Just take a look at President Donald Trump's Twitter account, and it's obvious he's got a history with drugmakers—and price-checking is just one of them. After all, he's playing to a crowd that loves to hate pharma.
And this week, he piled on again. Campaign contributions from pharma will not be welcome in his 2020 re-election bid, Trump said at an event focused on drug abuse. And the industry “should be held accountable” for its role in the illicit distribution and marketing of opioids to Americans.
“They didn’t give to my campaign. I don’t want their money,” Trump said during a Wednesday speech at the Rx Heroin and Drug Abuse Summit in Atlanta. “They gave to a lot of other campaigns; that’s the problem. But we are holding them—I couldn’t care less. They’ve got to do what’s right.”
He's never turned pharma's money away before. While Trump is no stranger to blasting Big Pharma in his speeches, the president has collected some cash from the industry, both before and after his election in 2016.
Trump's campaign took in $386,862 in pharma donations, according to the Center for Responsive Politics. That's about a quarter of the $2,664,585 Democratic candidate Hillary Clinton received during the campaign.
And once elected, Trump's inauguration committee received a $1 million check from Pfizer.

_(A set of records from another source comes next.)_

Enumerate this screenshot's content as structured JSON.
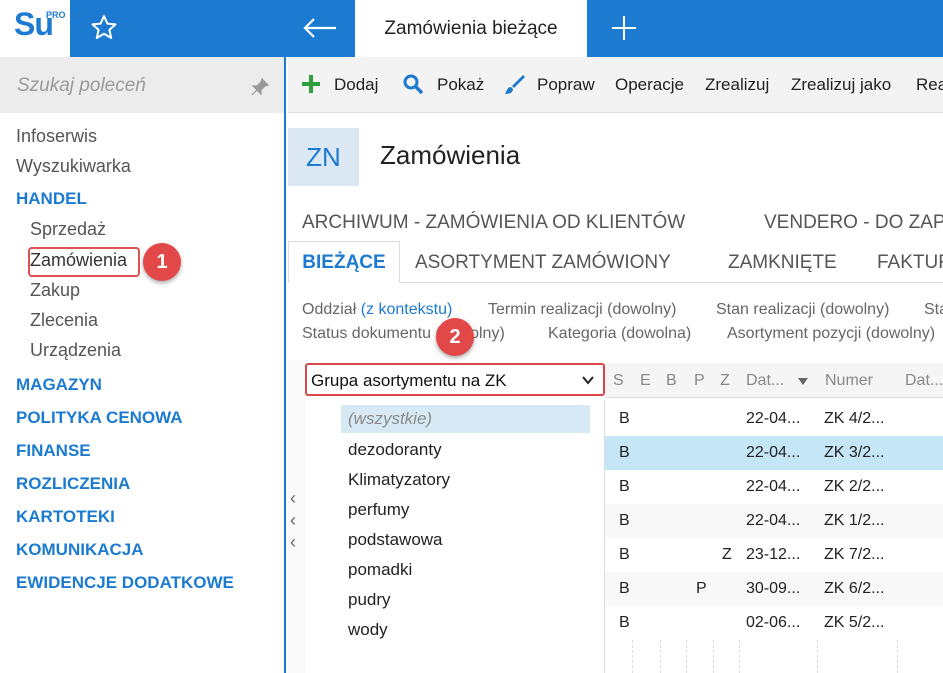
{
  "app": {
    "logo_text": "Su",
    "logo_sup": "PRO",
    "active_tab": "Zamówienia bieżące"
  },
  "sidebar": {
    "search_placeholder": "Szukaj poleceń",
    "items": [
      "Infoserwis",
      "Wyszukiwarka"
    ],
    "handel": {
      "label": "HANDEL",
      "children": [
        "Sprzedaż",
        "Zamówienia",
        "Zakup",
        "Zlecenia",
        "Urządzenia"
      ]
    },
    "sections": [
      "MAGAZYN",
      "POLITYKA CENOWA",
      "FINANSE",
      "ROZLICZENIA",
      "KARTOTEKI",
      "KOMUNIKACJA",
      "EWIDENCJE DODATKOWE"
    ]
  },
  "badges": [
    "1",
    "2"
  ],
  "toolbar": {
    "add": "Dodaj",
    "show": "Pokaż",
    "edit": "Popraw",
    "operations": "Operacje",
    "realize": "Zrealizuj",
    "realize_as": "Zrealizuj jako",
    "more": "Rea"
  },
  "header": {
    "code": "ZN",
    "title": "Zamówienia"
  },
  "archive_tabs": [
    "ARCHIWUM - ZAMÓWIENIA OD KLIENTÓW",
    "VENDERO - DO ZAP"
  ],
  "subtabs": {
    "active": "BIEŻĄCE",
    "others": [
      "ASORTYMENT ZAMÓWIONY",
      "ZAMKNIĘTE",
      "FAKTUR"
    ]
  },
  "filters": {
    "branch_label": "Oddział",
    "branch_value": "(z kontekstu)",
    "term": "Termin realizacji (dowolny)",
    "state": "Stan realizacji (dowolny)",
    "st_more": "Sta",
    "doc_status": "Status dokumentu (dowolny)",
    "category": "Kategoria (dowolna)",
    "assortment": "Asortyment pozycji (dowolny)"
  },
  "group_panel": {
    "select_value": "Grupa asortymentu na ZK",
    "items": [
      "(wszystkie)",
      "dezodoranty",
      "Klimatyzatory",
      "perfumy",
      "podstawowa",
      "pomadki",
      "pudry",
      "wody"
    ]
  },
  "grid": {
    "columns": [
      "S",
      "E",
      "B",
      "P",
      "Z",
      "Dat...",
      "Numer",
      "Dat..."
    ],
    "rows": [
      [
        "B",
        "",
        "",
        "",
        "",
        "22-04...",
        "ZK 4/2..."
      ],
      [
        "B",
        "",
        "",
        "",
        "",
        "22-04...",
        "ZK 3/2..."
      ],
      [
        "B",
        "",
        "",
        "",
        "",
        "22-04...",
        "ZK 2/2..."
      ],
      [
        "B",
        "",
        "",
        "",
        "",
        "22-04...",
        "ZK 1/2..."
      ],
      [
        "B",
        "",
        "",
        "",
        "Z",
        "23-12...",
        "ZK 7/2..."
      ],
      [
        "B",
        "",
        "",
        "P",
        "",
        "30-09...",
        "ZK 6/2..."
      ],
      [
        "B",
        "",
        "",
        "",
        "",
        "02-06...",
        "ZK 5/2..."
      ]
    ],
    "selected_row": 1
  },
  "colors": {
    "accent": "#1c7bd1",
    "badge": "#e24848",
    "selection": "#c5e6f7"
  }
}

Shortly after benefitting from pharma's contributions, Trump went on to blast the industry for routine price hikes and aggressive litigation with would-be competitors, saying companies were "getting away with murder" in a January 2017 speech. Despite the tough talk, when the Trump administration unveiled its "blueprint" for tackling drug prices last year, one analyst called it "very, very positive" for the industry.
In July 2018, Trump directly blasted Pfizer for a round of price hikes, saying on Twitter the drugmaker "should be ashamed that they have raised drug prices for no reason." Though Pfizer argued back, saying prices changed on just 10% of its portfolio—and some dropped—then-CEO Ian Read publicly agreed to delay those hikes. Just as publicly, Read said it would be back to "business as usual," and Pfizer raised prices—as usual—in January.
Lowering the cost of prescription drugs has been a common refrain for the president, who outlined in his office’s 2020 budget proposal Medicare and Medicaid changes aimed at drug spending, plus proposals to ramp up biosimilar competition, a crackdown on regulatory "gaming" and more.
The proposal followed a plan the Trump administration outlined last summer that would lower the cost of prescription drugs while fast-tracking approval of generic and biosim competitors.
On Wednesday, Trump also highlighted a federal lawsuit filed Wednesday against two executives of the Rochester Drug Cooperative (RDC) for the unlawful distribution of oxycodone and fentanyl, and conspiring to defraud the DEA.
The New York federal suit said RDC sales of oxycodone tablets grew 800% from 2012 to 2016 while sales of synthetic opioid fentanyl increased about 2,000% as the nation’s opioid epidemic raged.
Trump highlighted his administration’s role in decreasing opioid prescriptions by one-third during his presidency and applauded the recovery of more than 3.7 million pounds of drugs he said have been turned in during National Prescription Drug Take Back Days.
The most recent data from the Centers for Disease Control showed opioid prescriptions in 2017 dropped to a 10-year low of 58.7 prescriptions per 100, although scripts had been trending downward since 2012.